The skeletal remains of Homo Sapiens are housed in these collections: they are an absolute richness for their number and rarity. Among the over 3,000 skulls and more than 100 skeletons, notable are the finds of populations of Tierra del Fuego that have been extinct for over a century and of which there are only 4 other collections in the world (Punta Arenas - Chile, Vienna, Paris and Rome).
The cranial collections are divided by geographical areas, with a room dedicated to Italian collections further divided by regions and provinces.
The skull is certainly the part of our skeleton that holds the deepest traces of humanity, it is the home of our brain, it is the vault under which the passions burn and the thought are stirred. (Paolo Mantegazza)
Finally, the presence in the museum of skeletal remains and plaster casts of Primates (in the primates collections) indicates Mantegazza's idea of an anthropology such as "Natural History of Man".
Learn more on the anthropological collections (English text at the bottom of the pages)
Moggi, J., The Anthropological Collections (extract), in: Moggi, J., Stanyon, R. (eds), 2014. "The Museum of Natural History of the University of Florence.

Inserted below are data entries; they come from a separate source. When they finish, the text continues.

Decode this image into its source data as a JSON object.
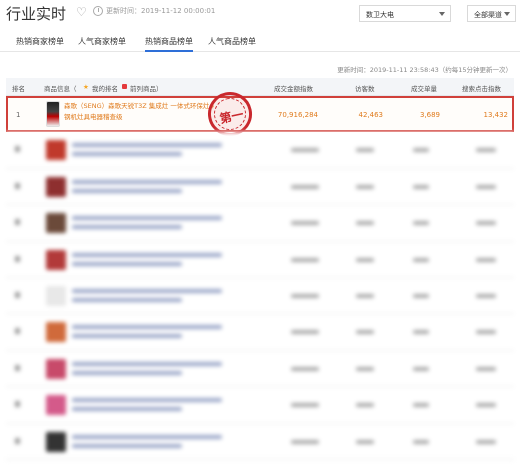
{
  "header": {
    "title": "行业实时",
    "update_label": "更新时间：2019-11-12 00:00:01",
    "category_select": "数卫大电",
    "channel_select": "全部渠道"
  },
  "tabs": [
    {
      "label": "热销商家榜单",
      "active": false
    },
    {
      "label": "人气商家榜单",
      "active": false
    },
    {
      "label": "热销商品榜单",
      "active": true
    },
    {
      "label": "人气商品榜单",
      "active": false
    }
  ],
  "refresh_text": "更新时间：2019-11-11 23:58:43（约每15分钟更新一次）",
  "table": {
    "columns": {
      "rank": "排名",
      "info": "商品信息（",
      "mine": "我的排名",
      "top": "前列商品）",
      "amount": "成交金额指数",
      "visit": "访客数",
      "sold": "成交单量",
      "conversion": "搜索点击指数"
    },
    "top_row": {
      "rank": "1",
      "title": "森歌（SENG）森歌天锐T3Z 集成灶 一体式环保灶 带消毒柜 蒸烤灶 地排式防油烟机 燃气灶套装 套装",
      "title_line2": "钢机灶具电器稽查级",
      "amount": "70,916,284",
      "visitors": "42,463",
      "orders": "3,689",
      "conversion": "13,432",
      "badge": "第一"
    },
    "blurred_ranks": [
      "2",
      "3",
      "4",
      "5",
      "6",
      "7",
      "8",
      "9",
      "10"
    ]
  }
}
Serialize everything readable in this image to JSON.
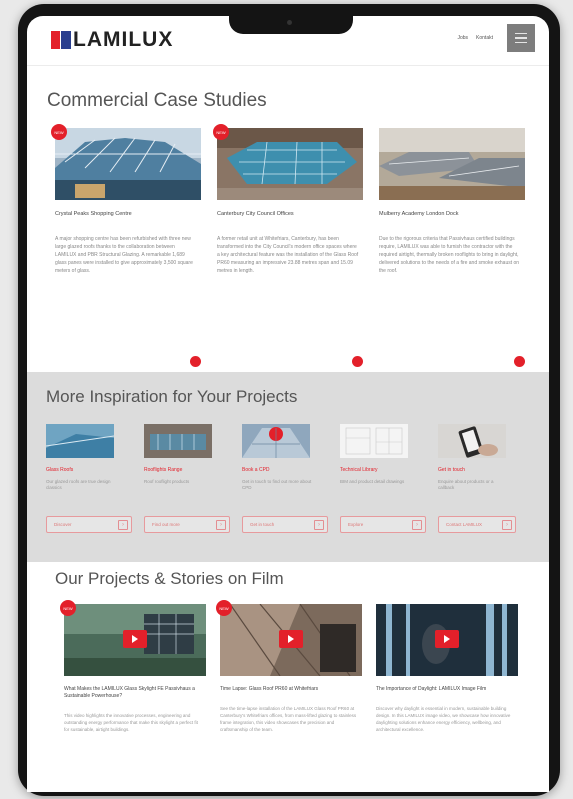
{
  "header": {
    "logo": "LAMILUX",
    "nav": [
      "Jobs",
      "Kontakt"
    ]
  },
  "commercial": {
    "title": "Commercial Case Studies",
    "items": [
      {
        "badge": "NEW",
        "title": "Crystal Peaks Shopping Centre",
        "text": "A major shopping centre has been refurbished with three new large glazed roofs thanks to the collaboration between LAMILUX and PBR Structural Glazing. A remarkable 1,689 glass panes were installed to give approximately 3,500 square meters of glass."
      },
      {
        "badge": "NEW",
        "title": "Canterbury City Council Offices",
        "text": "A former retail unit at Whitefriars, Canterbury, has been transformed into the City Council's modern office spaces where a key architectural feature was the installation of the Glass Roof PR60 measuring an impressive 23.88 metres span and 15.09 metres in length."
      },
      {
        "badge": "",
        "title": "Mulberry Academy London Dock",
        "text": "Due to the rigorous criteria that Passivhaus certified buildings require, LAMILUX was able to furnish the contractor with the required airtight, thermally broken rooflights to bring in daylight, delivered solutions to the needs of a fire and smoke exhaust on the roof."
      }
    ]
  },
  "inspiration": {
    "title": "More Inspiration for Your Projects",
    "items": [
      {
        "title": "Glass Roofs",
        "text": "Our glazed roofs are true design classics",
        "button": "Discover"
      },
      {
        "title": "Rooflights Range",
        "text": "Roof rooflight products",
        "button": "Find out more"
      },
      {
        "title": "Book a CPD",
        "text": "Get in touch to find out more about CPD",
        "button": "Get in touch"
      },
      {
        "title": "Technical Library",
        "text": "BIM and product detail drawings",
        "button": "Explore"
      },
      {
        "title": "Get in touch",
        "text": "Enquire about products or a callback",
        "button": "Contact LAMILUX"
      }
    ]
  },
  "films": {
    "title": "Our Projects & Stories on Film",
    "items": [
      {
        "badge": "NEW",
        "title": "What Makes the LAMILUX Glass Skylight FE Passivhaus a Sustainable Powerhouse?",
        "text": "This video highlights the innovative processes, engineering and outstanding energy performance that make this skylight a perfect fit for sustainable, airtight buildings."
      },
      {
        "badge": "NEW",
        "title": "Time Lapse: Glass Roof PR60 at Whitefriars",
        "text": "See the time-lapse installation of the LAMILUX Glass Roof PR60 at Canterbury's Whitefriars offices, from mass-lifted glazing to stainless frame integration, this video showcases the precision and craftsmanship of the team."
      },
      {
        "badge": "",
        "title": "The Importance of Daylight: LAMILUX Image Film",
        "text": "Discover why daylight is essential in modern, sustainable building design. In this LAMILUX image video, we showcase how innovative daylighting solutions enhance energy efficiency, wellbeing, and architectural excellence."
      }
    ]
  },
  "colors": {
    "accent": "#e3202a",
    "brand_blue": "#2a3f8f",
    "band": "#dcdcdc"
  }
}
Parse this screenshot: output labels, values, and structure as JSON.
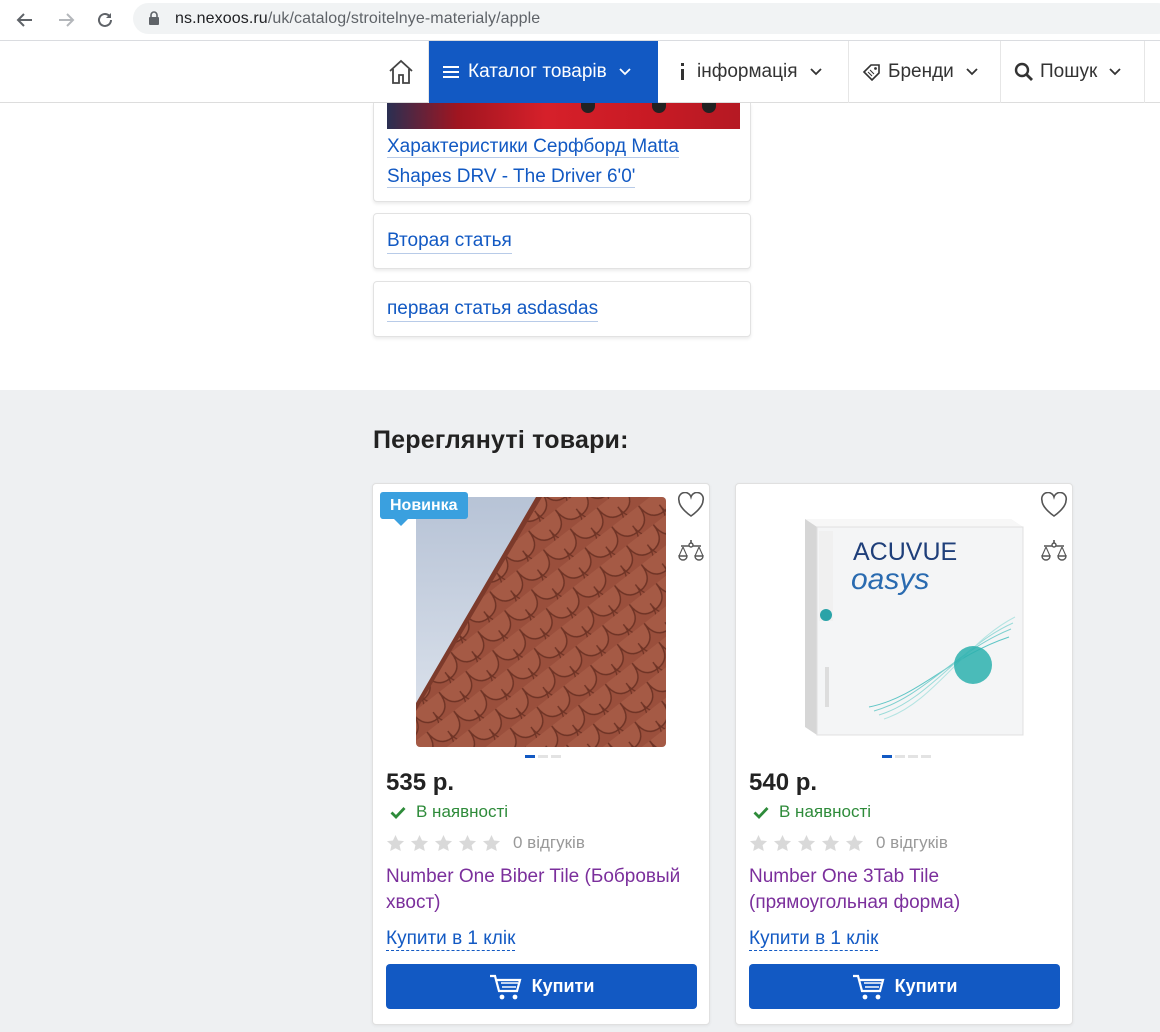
{
  "browser": {
    "url_host": "ns.nexoos.ru",
    "url_path": "/uk/catalog/stroitelnye-materialy/apple"
  },
  "nav": {
    "items": [
      {
        "label": "",
        "icon": "home-icon"
      },
      {
        "label": "Каталог товарів",
        "icon": "hamburger-icon"
      },
      {
        "label": "інформація",
        "icon": "info-icon"
      },
      {
        "label": "Бренди",
        "icon": "tag-icon"
      },
      {
        "label": "Пошук",
        "icon": "search-icon"
      }
    ]
  },
  "articles": [
    {
      "title": "Характеристики Серфборд Matta Shapes DRV - The Driver 6'0'"
    },
    {
      "title": "Вторая статья"
    },
    {
      "title": "первая статья asdasdas"
    }
  ],
  "viewed": {
    "title": "Переглянуті товари:",
    "products": [
      {
        "badge": "Новинка",
        "price": "535 р.",
        "stock": "В наявності",
        "rating_stars": 0,
        "reviews": "0 відгуків",
        "name": "Number One Biber Tile (Бобровый хвост)",
        "one_click": "Купити в 1 клік",
        "buy": "Купити",
        "image_slides": 3,
        "active_slide": 1
      },
      {
        "badge": "",
        "price": "540 р.",
        "stock": "В наявності",
        "rating_stars": 0,
        "reviews": "0 відгуків",
        "name": "Number One 3Tab Tile (прямоугольная форма)",
        "one_click": "Купити в 1 клік",
        "buy": "Купити",
        "image_slides": 4,
        "active_slide": 1,
        "image_text": {
          "brand_line1": "ACUVUE",
          "brand_line2": "oasys"
        }
      }
    ]
  },
  "colors": {
    "primary": "#1259c3",
    "badge": "#3aa0df",
    "stock": "#2e8b3a",
    "product_name": "#7b2f9c",
    "section_bg": "#eef0f2"
  }
}
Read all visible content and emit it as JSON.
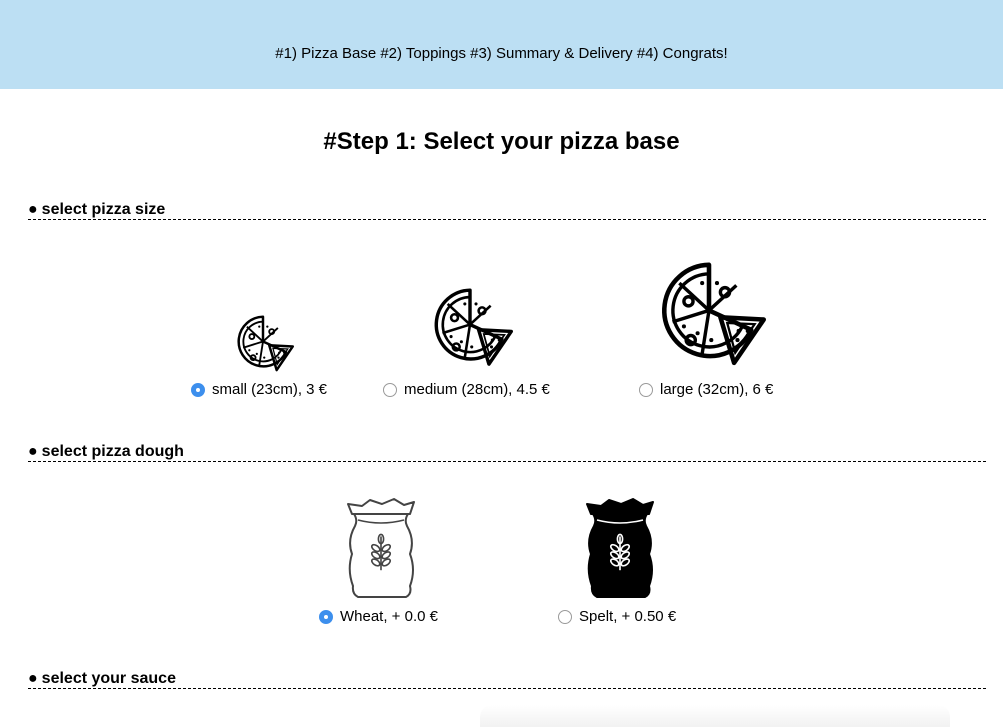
{
  "nav": {
    "steps": "#1) Pizza Base #2) Toppings #3) Summary & Delivery #4) Congrats!"
  },
  "title": "#Step 1: Select your pizza base",
  "sections": {
    "size": {
      "bullet": "●",
      "heading": "select pizza size"
    },
    "dough": {
      "bullet": "●",
      "heading": "select pizza dough"
    },
    "sauce": {
      "bullet": "●",
      "heading": "select your sauce"
    }
  },
  "sizes": [
    {
      "label": "small (23cm), 3 €",
      "selected": true,
      "icon": "pizza-icon"
    },
    {
      "label": "medium (28cm), 4.5 €",
      "selected": false,
      "icon": "pizza-icon"
    },
    {
      "label": "large (32cm), 6 €",
      "selected": false,
      "icon": "pizza-icon"
    }
  ],
  "doughs": [
    {
      "label": "Wheat, + 0.0 €",
      "selected": true,
      "icon": "flour-sack-outline-icon"
    },
    {
      "label": "Spelt, + 0.50 €",
      "selected": false,
      "icon": "flour-sack-filled-icon"
    }
  ],
  "colors": {
    "nav_bg": "#bcdff3",
    "radio_selected": "#3d8fed"
  }
}
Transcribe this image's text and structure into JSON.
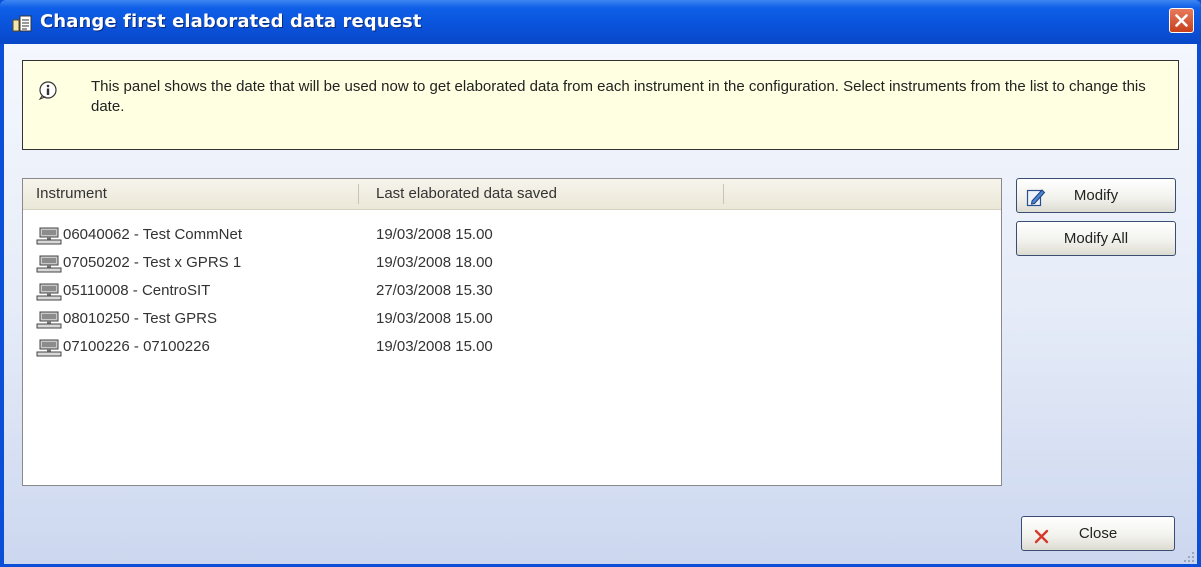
{
  "window": {
    "title": "Change first elaborated data request"
  },
  "info": {
    "text": "This panel shows  the date that will be used now to get elaborated data from each instrument in the configuration. Select instruments from the list to change this date."
  },
  "list": {
    "columns": [
      "Instrument",
      "Last elaborated data saved"
    ],
    "rows": [
      {
        "instrument": "06040062 - Test CommNet",
        "last_saved": "19/03/2008 15.00"
      },
      {
        "instrument": "07050202 - Test x GPRS 1",
        "last_saved": "19/03/2008 18.00"
      },
      {
        "instrument": "05110008 - CentroSIT",
        "last_saved": "27/03/2008 15.30"
      },
      {
        "instrument": "08010250 - Test GPRS",
        "last_saved": "19/03/2008 15.00"
      },
      {
        "instrument": "07100226 - 07100226",
        "last_saved": "19/03/2008 15.00"
      }
    ]
  },
  "buttons": {
    "modify": "Modify",
    "modify_all": "Modify All",
    "close": "Close"
  },
  "icons": {
    "title": "app-window-icon",
    "close": "close-icon",
    "info": "info-icon",
    "row": "computer-icon",
    "modify": "edit-icon",
    "close_button": "red-x-icon"
  },
  "colors": {
    "titlebar": "#0a52da",
    "info_background": "#ffffe1",
    "close_red": "#d63a2a"
  }
}
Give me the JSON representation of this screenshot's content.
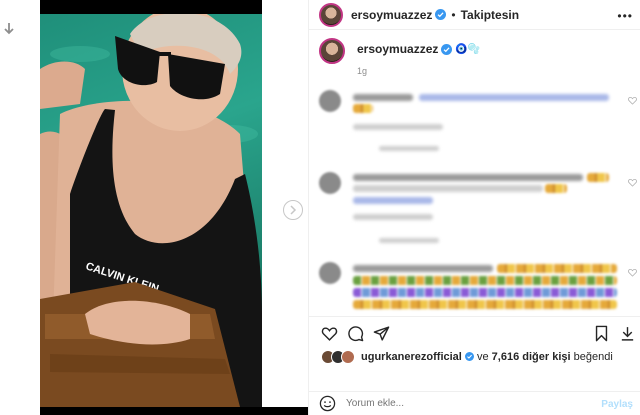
{
  "header": {
    "username": "ersoymuazzez",
    "separator": "•",
    "follow_label": "Takiptesin",
    "more_label": "•••"
  },
  "caption": {
    "username": "ersoymuazzez",
    "emoji": "🧿🫧",
    "time": "1g"
  },
  "likes": {
    "username": "ugurkanerezofficial",
    "conjunction": "ve",
    "count_text": "7,616 diğer kişi",
    "suffix": "beğendi"
  },
  "comment_box": {
    "placeholder": "Yorum ekle...",
    "post_label": "Paylaş"
  },
  "colors": {
    "accent": "#0095f6",
    "verified": "#3897f0",
    "post_disabled": "#b2dffc",
    "media_water": "#2aa58d"
  },
  "icons": {
    "like": "heart-icon",
    "comment": "comment-icon",
    "share": "paper-plane-icon",
    "save": "bookmark-icon",
    "download": "download-icon"
  }
}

Vol. 5, The Anthropological and Ethnological Collections", Firenze University Press (pp. 182-192)